Judge Kavanaugh Ruled Against Public Interest 87% of the Time in Split Decision Cases
Back in June, Supreme Court Justice Anthony Kennedy announced he was retiring from the bench. Though Justice Kennedy’s values leaned to the right, he was oftentimes the swing vote, joining between the four liberal justices on hot-button issues affecting the public interest. Following Justice Kennedy’s announcement, President Trump nominated Brett Kavanaugh, a Judge on the U.S. Court of Appeals for the D.C. Circuit, to replace Justice Kennedy. The confirmation hearings of Judge Kavanaugh are currently stalled in the Senate following allegations of sexual assault. And while these allegations are deeply concerning, they are not the only reason to reconsider his nomination to the highest court in the country.
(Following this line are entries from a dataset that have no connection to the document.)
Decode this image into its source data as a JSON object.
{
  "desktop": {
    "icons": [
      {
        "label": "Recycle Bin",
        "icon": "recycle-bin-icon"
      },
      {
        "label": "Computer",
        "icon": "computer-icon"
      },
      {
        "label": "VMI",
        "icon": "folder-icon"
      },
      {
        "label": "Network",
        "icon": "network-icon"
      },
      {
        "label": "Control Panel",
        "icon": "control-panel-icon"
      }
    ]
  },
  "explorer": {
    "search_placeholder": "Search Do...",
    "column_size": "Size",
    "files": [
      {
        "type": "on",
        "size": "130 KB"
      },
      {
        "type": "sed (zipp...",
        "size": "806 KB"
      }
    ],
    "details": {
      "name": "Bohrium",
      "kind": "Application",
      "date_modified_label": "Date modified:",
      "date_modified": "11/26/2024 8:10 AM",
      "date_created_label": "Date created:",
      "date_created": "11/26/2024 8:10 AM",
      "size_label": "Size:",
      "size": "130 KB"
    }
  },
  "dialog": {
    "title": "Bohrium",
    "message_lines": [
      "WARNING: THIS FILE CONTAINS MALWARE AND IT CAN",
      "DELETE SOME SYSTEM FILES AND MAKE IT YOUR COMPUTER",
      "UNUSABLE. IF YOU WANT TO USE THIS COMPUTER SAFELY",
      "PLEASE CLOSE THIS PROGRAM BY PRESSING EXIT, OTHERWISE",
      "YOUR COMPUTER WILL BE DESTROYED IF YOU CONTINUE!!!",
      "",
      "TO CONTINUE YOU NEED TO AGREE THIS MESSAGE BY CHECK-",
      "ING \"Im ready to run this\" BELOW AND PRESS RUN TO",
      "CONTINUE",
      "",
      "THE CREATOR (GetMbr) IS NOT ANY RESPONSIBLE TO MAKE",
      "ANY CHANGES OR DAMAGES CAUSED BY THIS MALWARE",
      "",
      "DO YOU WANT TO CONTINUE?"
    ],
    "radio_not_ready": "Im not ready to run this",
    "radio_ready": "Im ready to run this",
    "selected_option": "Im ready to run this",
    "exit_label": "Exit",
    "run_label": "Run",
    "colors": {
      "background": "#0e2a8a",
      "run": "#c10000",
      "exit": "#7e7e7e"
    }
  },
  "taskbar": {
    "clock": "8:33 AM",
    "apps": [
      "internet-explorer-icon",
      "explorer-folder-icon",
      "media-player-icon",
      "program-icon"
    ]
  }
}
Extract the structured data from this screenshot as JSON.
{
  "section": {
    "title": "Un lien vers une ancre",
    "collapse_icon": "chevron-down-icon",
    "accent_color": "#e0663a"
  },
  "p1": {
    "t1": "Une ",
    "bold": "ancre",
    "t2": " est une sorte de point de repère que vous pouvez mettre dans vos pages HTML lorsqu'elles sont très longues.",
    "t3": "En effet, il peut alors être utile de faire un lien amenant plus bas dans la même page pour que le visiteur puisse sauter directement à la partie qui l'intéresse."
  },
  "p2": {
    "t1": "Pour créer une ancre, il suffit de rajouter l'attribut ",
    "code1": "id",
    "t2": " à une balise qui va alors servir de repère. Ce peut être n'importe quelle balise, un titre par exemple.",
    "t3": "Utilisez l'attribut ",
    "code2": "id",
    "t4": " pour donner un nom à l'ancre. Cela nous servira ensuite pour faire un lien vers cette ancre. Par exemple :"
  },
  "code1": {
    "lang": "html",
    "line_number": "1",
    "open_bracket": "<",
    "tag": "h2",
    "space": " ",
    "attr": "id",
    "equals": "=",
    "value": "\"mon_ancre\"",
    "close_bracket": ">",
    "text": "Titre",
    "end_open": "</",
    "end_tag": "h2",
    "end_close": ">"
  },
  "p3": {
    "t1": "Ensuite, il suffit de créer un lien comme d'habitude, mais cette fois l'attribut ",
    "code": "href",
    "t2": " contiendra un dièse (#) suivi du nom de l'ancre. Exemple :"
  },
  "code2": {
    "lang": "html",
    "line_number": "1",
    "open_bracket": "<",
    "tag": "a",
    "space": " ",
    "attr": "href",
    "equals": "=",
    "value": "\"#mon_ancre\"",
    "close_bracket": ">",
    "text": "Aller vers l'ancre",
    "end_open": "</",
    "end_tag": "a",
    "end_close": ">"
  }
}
Public interest groups are evaluating Judge Kavanaugh’s voting history and opinions in public interest cases, and have found his rulings to heavily favor corporate interests.
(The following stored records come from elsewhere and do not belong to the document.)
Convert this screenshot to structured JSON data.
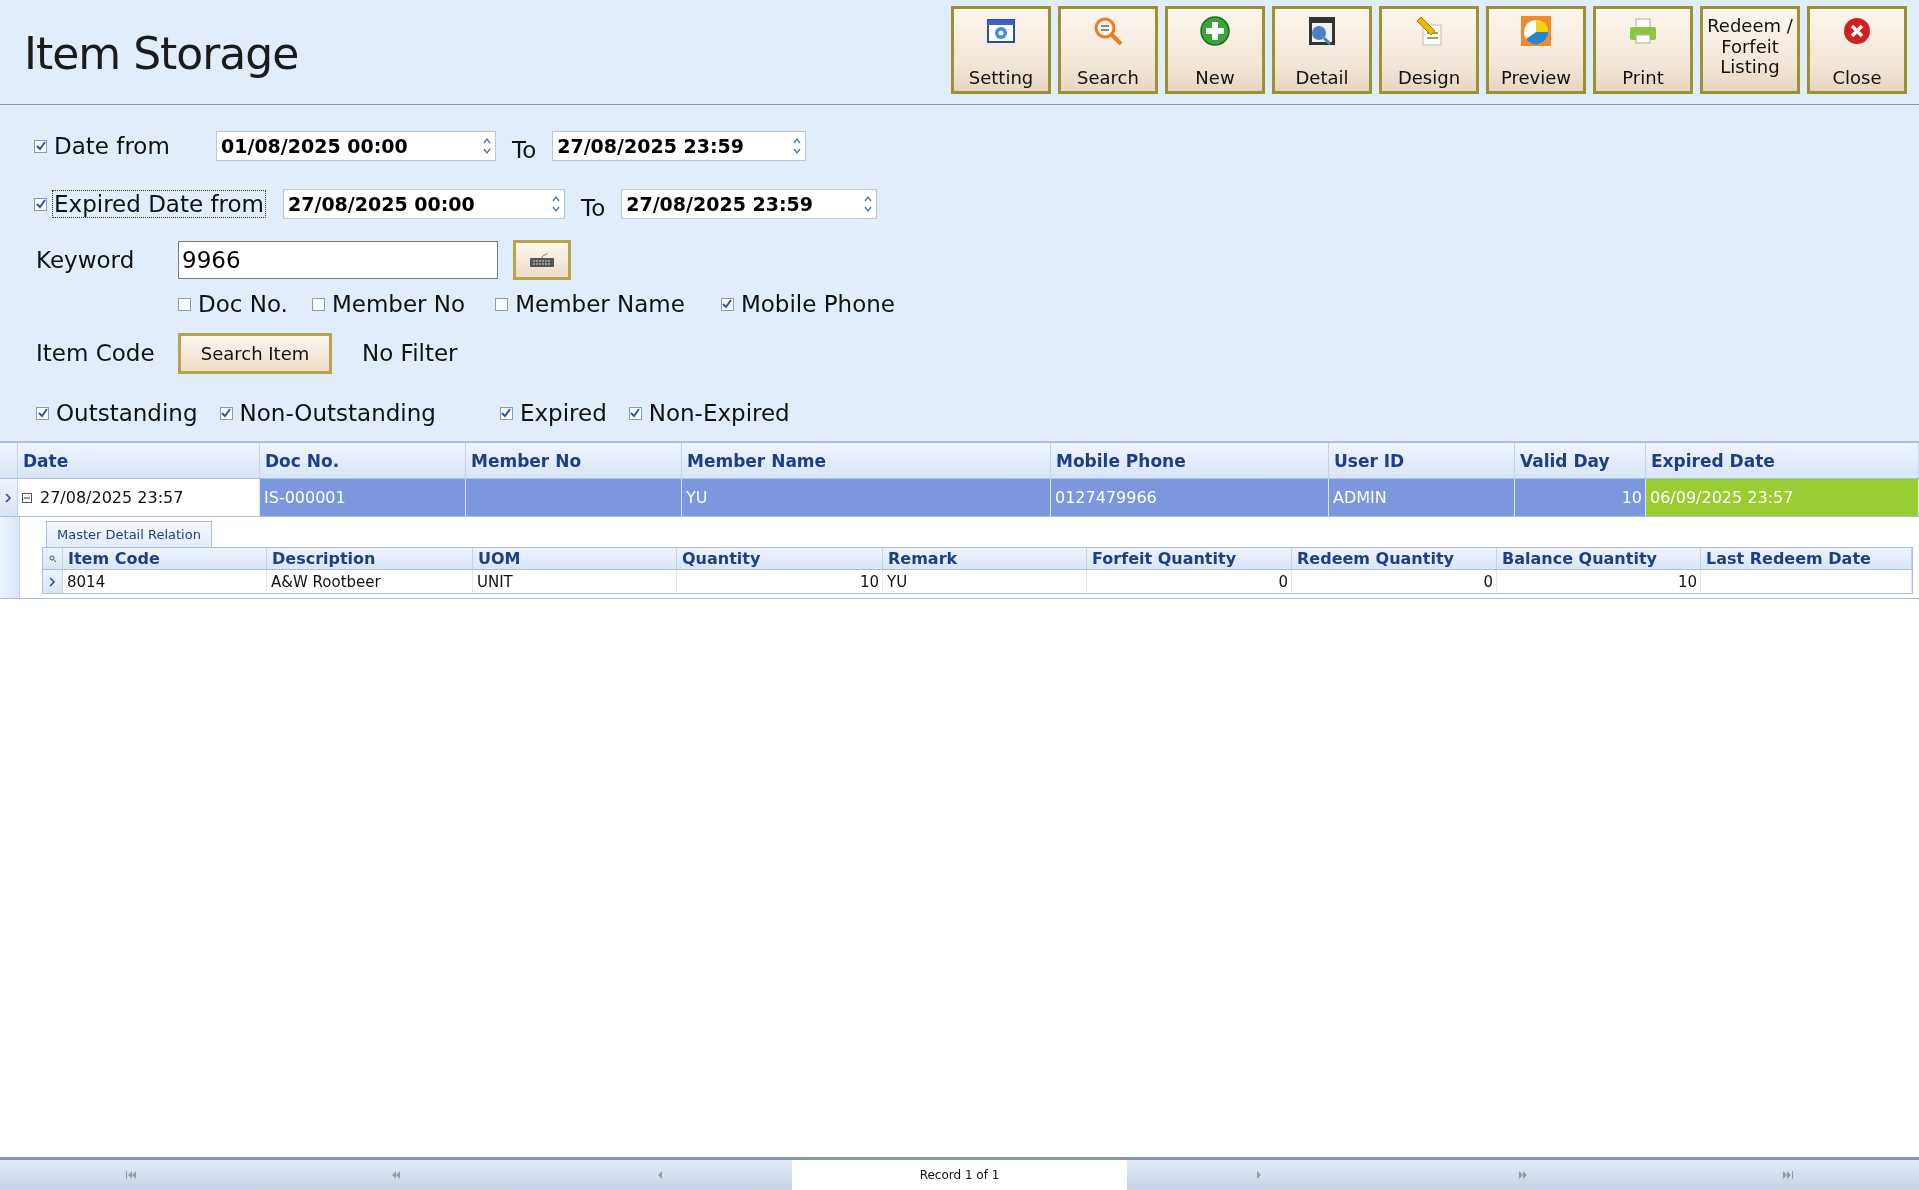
{
  "window": {
    "title": "Item Storage"
  },
  "toolbar": [
    {
      "label": "Setting",
      "kind": "gear"
    },
    {
      "label": "Search",
      "kind": "magnifier"
    },
    {
      "label": "New",
      "kind": "plus"
    },
    {
      "label": "Detail",
      "kind": "document"
    },
    {
      "label": "Design",
      "kind": "pencil"
    },
    {
      "label": "Preview",
      "kind": "chart"
    },
    {
      "label": "Print",
      "kind": "printer"
    },
    {
      "label": "Redeem / Forfeit Listing",
      "kind": "text"
    },
    {
      "label": "Close",
      "kind": "close"
    }
  ],
  "filters": {
    "date_range": {
      "label": "Date from",
      "checked": true,
      "focused": false,
      "from": "01/08/2025 00:00",
      "to_label": "To",
      "to": "27/08/2025 23:59"
    },
    "expired_range": {
      "label": "Expired Date from",
      "checked": true,
      "focused": true,
      "from": "27/08/2025 00:00",
      "to_label": "To",
      "to": "27/08/2025 23:59"
    },
    "keyword": {
      "label": "Keyword",
      "value": "9966"
    },
    "search_in": [
      {
        "label": "Doc No.",
        "checked": false
      },
      {
        "label": "Member No",
        "checked": false
      },
      {
        "label": "Member Name",
        "checked": false
      },
      {
        "label": "Mobile Phone",
        "checked": true
      }
    ],
    "item_code": {
      "label": "Item Code",
      "button": "Search Item",
      "filter_text": "No Filter"
    },
    "outstanding_filters": [
      {
        "label": "Outstanding",
        "checked": true
      },
      {
        "label": "Non-Outstanding",
        "checked": true
      }
    ],
    "expiry_filters": [
      {
        "label": "Expired",
        "checked": true
      },
      {
        "label": "Non-Expired",
        "checked": true
      }
    ]
  },
  "grid": {
    "columns": [
      {
        "label": "Date",
        "kind": "text"
      },
      {
        "label": "Doc No.",
        "kind": "text"
      },
      {
        "label": "Member No",
        "kind": "text"
      },
      {
        "label": "Member Name",
        "kind": "text"
      },
      {
        "label": "Mobile Phone",
        "kind": "text"
      },
      {
        "label": "User ID",
        "kind": "text"
      },
      {
        "label": "Valid Day",
        "kind": "number"
      },
      {
        "label": "Expired Date",
        "kind": "text"
      }
    ],
    "rows": [
      {
        "selected": true,
        "expanded": true,
        "color": "#9acd32",
        "cells": [
          "27/08/2025 23:57",
          "IS-000001",
          "",
          "YU",
          "0127479966",
          "ADMIN",
          "10",
          "06/09/2025 23:57"
        ],
        "detail": {
          "tab": "Master Detail Relation",
          "columns": [
            {
              "label": "Item Code",
              "kind": "text"
            },
            {
              "label": "Description",
              "kind": "text"
            },
            {
              "label": "UOM",
              "kind": "text"
            },
            {
              "label": "Quantity",
              "kind": "number"
            },
            {
              "label": "Remark",
              "kind": "text"
            },
            {
              "label": "Forfeit Quantity",
              "kind": "number"
            },
            {
              "label": "Redeem Quantity",
              "kind": "number"
            },
            {
              "label": "Balance Quantity",
              "kind": "number"
            },
            {
              "label": "Last Redeem Date",
              "kind": "text"
            }
          ],
          "rows": [
            [
              "8014",
              "A&W Rootbeer",
              "UNIT",
              "10",
              "YU",
              "0",
              "0",
              "10",
              ""
            ]
          ]
        }
      }
    ]
  },
  "navigator": {
    "record_text": "Record 1 of 1"
  }
}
In “An Analysis of Judge Kavanaugh’s Opinions in Split-Decision Cases”, Public Citizen, a nonprofit consumer advocacy organization, found that during his 12 years on the bench, Judge Kavanaugh decided or wrote an opinion against the public interest 87% of the time in split decisions dealing with consumer, environmental and worker rights. Specifically, the report found that Judge Kavanaugh decided 15 times for employers and only two times for employees in the employment and workers rights area. On issues involving the environment, Judge Kavanaugh voted 11 times for corporations or against entities suing to block environmental protection, and only twice for the side of clean air and clean water. Likewise, in consumer cases, Judge Kavanaugh voted 18 times for the business and only 4 times for the consumers or the public interest. Finally, in all 7 split-decision cases dealing with police abuse or human rights issues, Judge Kavanaugh ruled against the victims and for the alleged abusers.
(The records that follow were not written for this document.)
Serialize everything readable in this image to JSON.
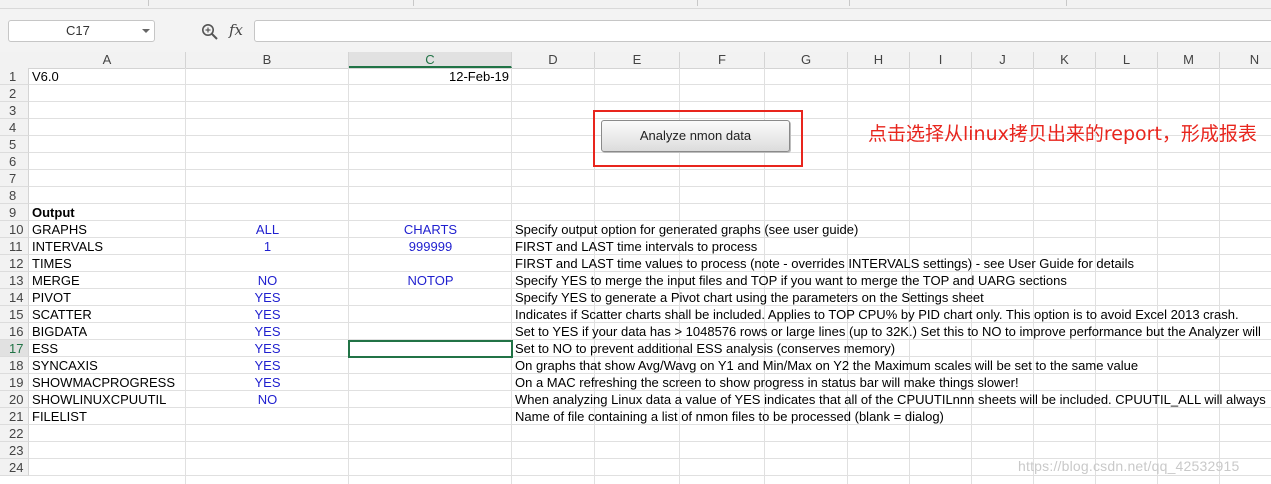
{
  "formula_bar": {
    "name_box": "C17",
    "fx_label": "fx",
    "formula": ""
  },
  "columns": [
    "A",
    "B",
    "C",
    "D",
    "E",
    "F",
    "G",
    "H",
    "I",
    "J",
    "K",
    "L",
    "M",
    "N"
  ],
  "selected_column": "C",
  "rows": [
    "1",
    "2",
    "3",
    "4",
    "5",
    "6",
    "7",
    "8",
    "9",
    "10",
    "11",
    "12",
    "13",
    "14",
    "15",
    "16",
    "17",
    "18",
    "19",
    "20",
    "21",
    "22",
    "23",
    "24"
  ],
  "selected_row": "17",
  "cells": {
    "A1": "V6.0",
    "C1": "12-Feb-19",
    "A9": "Output",
    "A10": "GRAPHS",
    "B10": "ALL",
    "C10": "CHARTS",
    "D10": "Specify output option for generated graphs (see user guide)",
    "A11": "INTERVALS",
    "B11": "1",
    "C11": "999999",
    "D11": "FIRST and LAST time intervals to process",
    "A12": "TIMES",
    "D12": "FIRST and LAST time values to process (note - overrides INTERVALS settings) - see User Guide for details",
    "A13": "MERGE",
    "B13": "NO",
    "C13": "NOTOP",
    "D13": "Specify YES to merge the input files and TOP if you want to merge the TOP and UARG sections",
    "A14": "PIVOT",
    "B14": "YES",
    "D14": "Specify YES to generate a Pivot chart using the parameters on the Settings sheet",
    "A15": "SCATTER",
    "B15": "YES",
    "D15": "Indicates if Scatter charts shall be included.  Applies to TOP CPU% by PID chart only.  This option is to avoid Excel 2013 crash.",
    "A16": "BIGDATA",
    "B16": "YES",
    "D16": "Set to YES if your data has > 1048576 rows or large lines (up to 32K.)  Set this to NO to improve performance but the Analyzer will",
    "A17": "ESS",
    "B17": "YES",
    "D17": "Set to NO to prevent additional ESS analysis (conserves memory)",
    "A18": "SYNCAXIS",
    "B18": "YES",
    "D18": "On graphs that show Avg/Wavg on Y1 and Min/Max on Y2 the Maximum scales will be set to the same value",
    "A19": "SHOWMACPROGRESS",
    "B19": "YES",
    "D19": "On a MAC refreshing the screen to show progress in status bar will make things slower!",
    "A20": "SHOWLINUXCPUUTIL",
    "B20": "NO",
    "D20": "When analyzing Linux data a value of YES indicates that all of the CPUUTILnnn sheets will be included.  CPUUTIL_ALL will always",
    "A21": "FILELIST",
    "D21": "Name of file containing a list of nmon files to be processed (blank = dialog)"
  },
  "button": {
    "label": "Analyze nmon data"
  },
  "annotation": "点击选择从linux拷贝出来的report，形成报表",
  "watermark": "https://blog.csdn.net/qq_42532915",
  "colors": {
    "accent_green": "#217346",
    "value_blue": "#1f1fcf",
    "annotation_red": "#e8251d"
  }
}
Judge Kavanaugh’s past rulings indicate that, should he be confirmed, he is not going to be the swing vote that Justice Kennedy was and he will not have the public interest in mind. The Code of Conduct for United States Judges requires judges to perform the duties of the office impartially. Though we expect impartiality from our judges, it is difficult not to see a pattern in Judge Kavanaugh’s history of ruling on matters involving the public interest. We can only hope that should Judge Kavanaugh be confirmed, he takes an impartial stance on all issues that come before the court, especially those involving the public interest.